Listening to Kelley Hunt for the first time, you get the sense that you’re catching a star about to burst on the scene. She was born in Kansas City, but now lives in a lesser town a little less than an hour west. Her music reflects a life in the Midwest – a crossroads of styles and influences. She says that “The Beautiful Bones” of the title are the varieties of music that shaped her style.
She has a diva’s voice – deep, resonant, and soulful. Her sound is gospel-infused, bluesy, honkytonk soul. Her piano playing jumps, and the rest of her band is tight and talented. I haven’t seen her live, but I’ll be keeping an eye on her website for concert dates in town.
I remember once seeing a skit where a blues musician’s career was ruined by a string of good luck, and that premise could have been ripped from this album. This is not a dark, deep, bluesy album, though the arrangements would do justice to stories of shady lovers and drunken regrets. Her songs are brimming with optimism and joy – a far cry from traditional blues.
The closest she comes to complaining is her defiance of the rightwing politicians in her state: “I’m taxed enough already/No law should fence us in/But they worry who’s in my bedroom/They’ll make a law, it might be a sin”, but even that comes in a song named “I’ve Got a Good Feeling” and it’s followed by the lyrics, “I can’t put my finger on it/Don’t know why I feel this way/But I can’t help but thinkin’/Everything is gonna be okay/I’ve got a good, a good feeling/You know I’ve got a really good feeling/I have got a good feeling about today.” Can it be gospel if she’s arguing for freedom in the bedroom? Can it be blues if she’s got such a good feeling?
There are lots of pleasant surprises here. “This Time” kicks off the album with a jumping horn section and calls on people to be who they were born to be. “Golden Hour” has a background chorus celebrating glory days. “Let it Rain” is a soaring pick-me-up. “Simplify” has a solid message and just enough electric guitar spice to keep it from being preachy.
I liked this CD more than Robin did over at Deliberate Obfuscation, though I share her not-quite-entirely-captivated feeling. For me, the album is all smiles. She can sing this whole album to her mother and grandmother without risk of offense. This is the Kelley Hunt that can sing at church meetings – she doesn’t want politicians to legislate her bedroom, but she’s not going to make you think there’s anything exciting going on in there.
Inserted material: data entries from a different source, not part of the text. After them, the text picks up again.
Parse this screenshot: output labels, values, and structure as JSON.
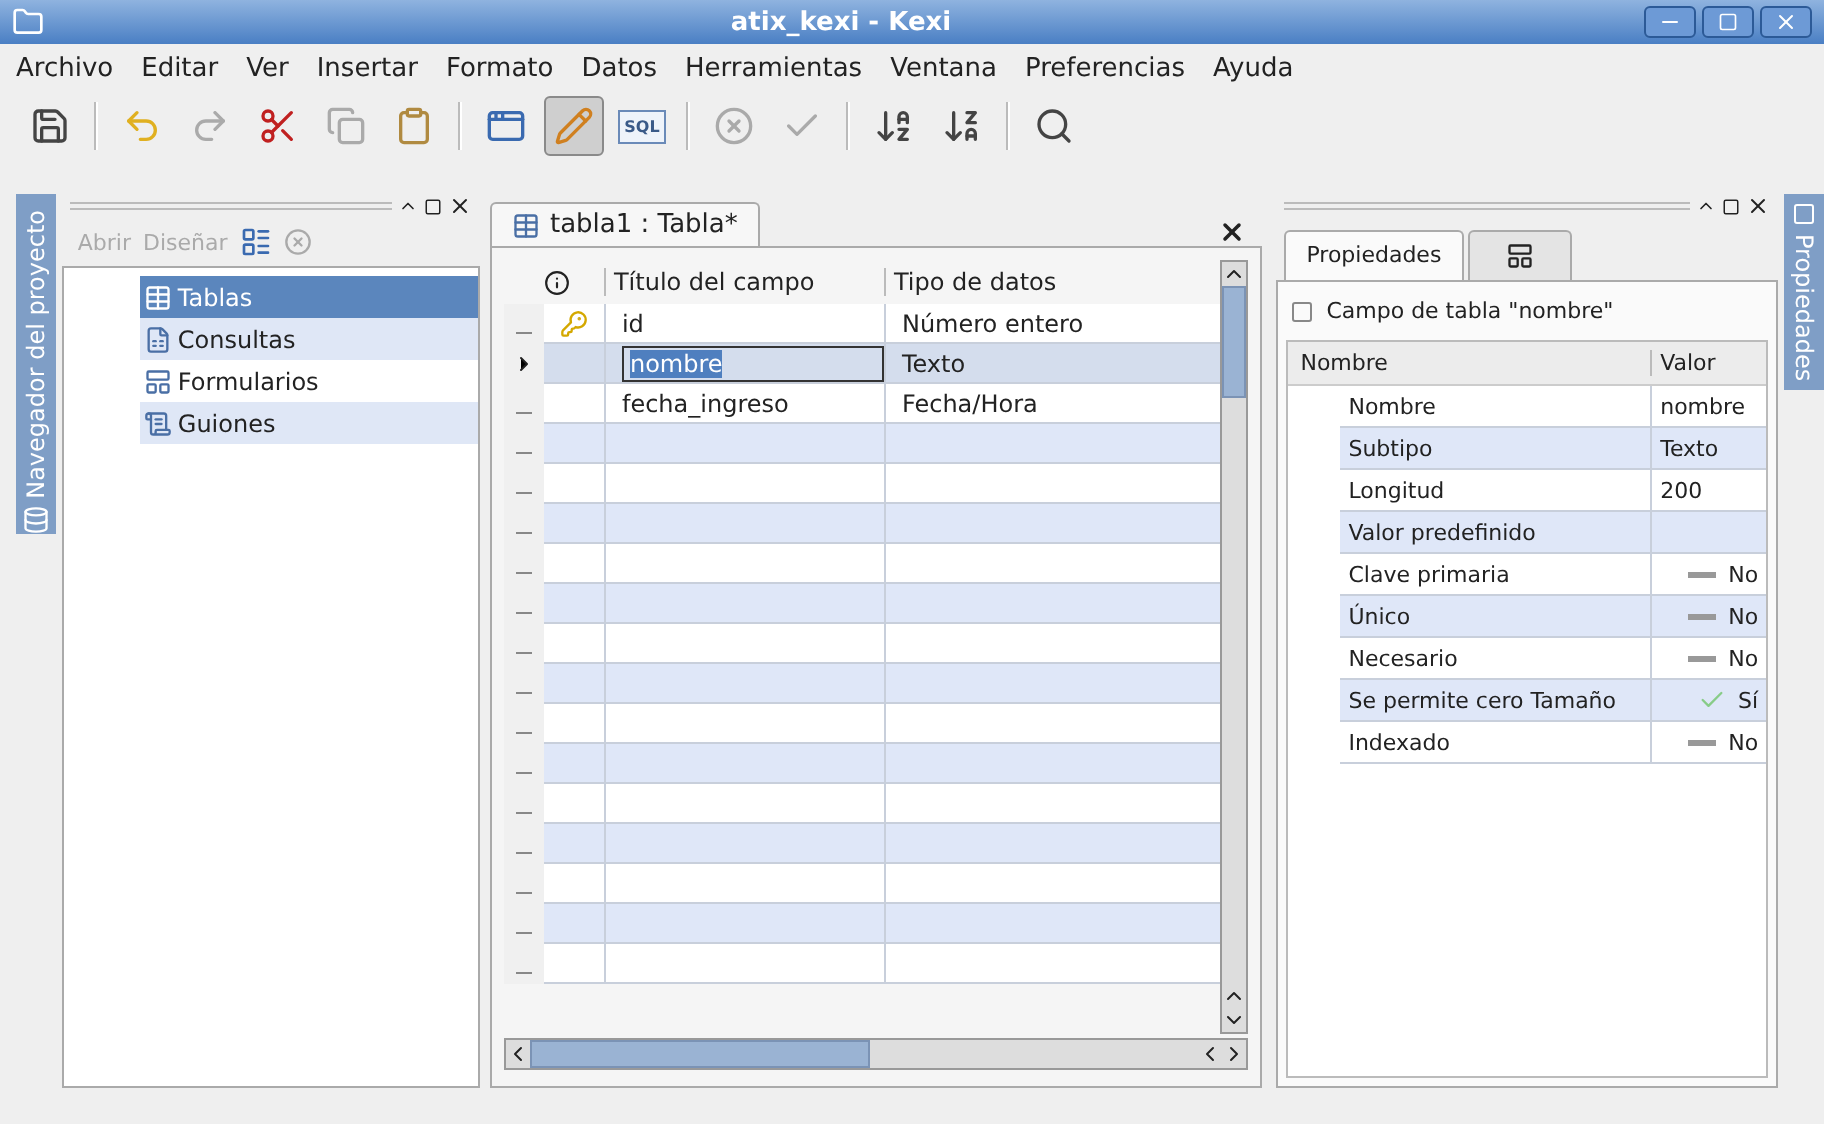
{
  "window": {
    "title": "atix_kexi - Kexi"
  },
  "menu": [
    {
      "label": "Archivo"
    },
    {
      "label": "Editar"
    },
    {
      "label": "Ver"
    },
    {
      "label": "Insertar"
    },
    {
      "label": "Formato"
    },
    {
      "label": "Datos"
    },
    {
      "label": "Herramientas"
    },
    {
      "label": "Ventana"
    },
    {
      "label": "Preferencias"
    },
    {
      "label": "Ayuda"
    }
  ],
  "toolbar": [
    {
      "kind": "save",
      "disabled": false,
      "selected": false
    },
    {
      "kind": "sep"
    },
    {
      "kind": "undo",
      "disabled": false,
      "selected": false
    },
    {
      "kind": "redo",
      "disabled": true,
      "selected": false
    },
    {
      "kind": "cut",
      "disabled": false,
      "selected": false
    },
    {
      "kind": "copy",
      "disabled": true,
      "selected": false
    },
    {
      "kind": "paste",
      "disabled": false,
      "selected": false
    },
    {
      "kind": "sep"
    },
    {
      "kind": "dataview",
      "disabled": false,
      "selected": false
    },
    {
      "kind": "design",
      "disabled": false,
      "selected": true
    },
    {
      "kind": "sql",
      "label": "SQL",
      "disabled": false,
      "selected": false
    },
    {
      "kind": "sep"
    },
    {
      "kind": "cancel",
      "disabled": true,
      "selected": false
    },
    {
      "kind": "accept",
      "disabled": true,
      "selected": false
    },
    {
      "kind": "sep"
    },
    {
      "kind": "sortaz",
      "disabled": false,
      "selected": false
    },
    {
      "kind": "sortza",
      "disabled": false,
      "selected": false
    },
    {
      "kind": "sep"
    },
    {
      "kind": "find",
      "disabled": false,
      "selected": false
    }
  ],
  "navigator": {
    "side_tab": "Navegador del proyecto",
    "actions": [
      {
        "label": "Abrir",
        "disabled": true
      },
      {
        "label": "Diseñar",
        "disabled": true
      }
    ],
    "items": [
      {
        "label": "Tablas",
        "kind": "table",
        "selected": true
      },
      {
        "label": "Consultas",
        "kind": "query",
        "selected": false
      },
      {
        "label": "Formularios",
        "kind": "form",
        "selected": false
      },
      {
        "label": "Guiones",
        "kind": "script",
        "selected": false
      }
    ]
  },
  "document": {
    "tab": "tabla1 : Tabla*",
    "columns": [
      "Título del campo",
      "Tipo de datos"
    ],
    "rows": [
      {
        "field": "id",
        "type": "Número entero",
        "primary_key": true,
        "selected": false
      },
      {
        "field": "nombre",
        "type": "Texto",
        "primary_key": false,
        "selected": true
      },
      {
        "field": "fecha_ingreso",
        "type": "Fecha/Hora",
        "primary_key": false,
        "selected": false
      }
    ]
  },
  "properties": {
    "side_tab": "Propiedades",
    "tabs": [
      {
        "label": "Propiedades",
        "selected": true
      },
      {
        "kind": "icon",
        "selected": false
      }
    ],
    "caption": "Campo de tabla \"nombre\"",
    "columns": [
      "Nombre",
      "Valor"
    ],
    "rows": [
      {
        "name": "Nombre",
        "value": "nombre",
        "kind": "text"
      },
      {
        "name": "Subtipo",
        "value": "Texto",
        "kind": "text"
      },
      {
        "name": "Longitud",
        "value": "200",
        "kind": "text"
      },
      {
        "name": "Valor predefinido",
        "kind": "text"
      },
      {
        "name": "Clave primaria",
        "value": "No",
        "kind": "bool",
        "checked": false
      },
      {
        "name": "Único",
        "value": "No",
        "kind": "bool",
        "checked": false
      },
      {
        "name": "Necesario",
        "value": "No",
        "kind": "bool",
        "checked": false
      },
      {
        "name": "Se permite cero Tamaño",
        "value": "Sí",
        "kind": "bool",
        "checked": true
      },
      {
        "name": "Indexado",
        "value": "No",
        "kind": "bool",
        "checked": false
      }
    ]
  }
}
There’s nothing wrong with positivity, but for me to really fall in love with this artist, I’m going to need to see another dimension.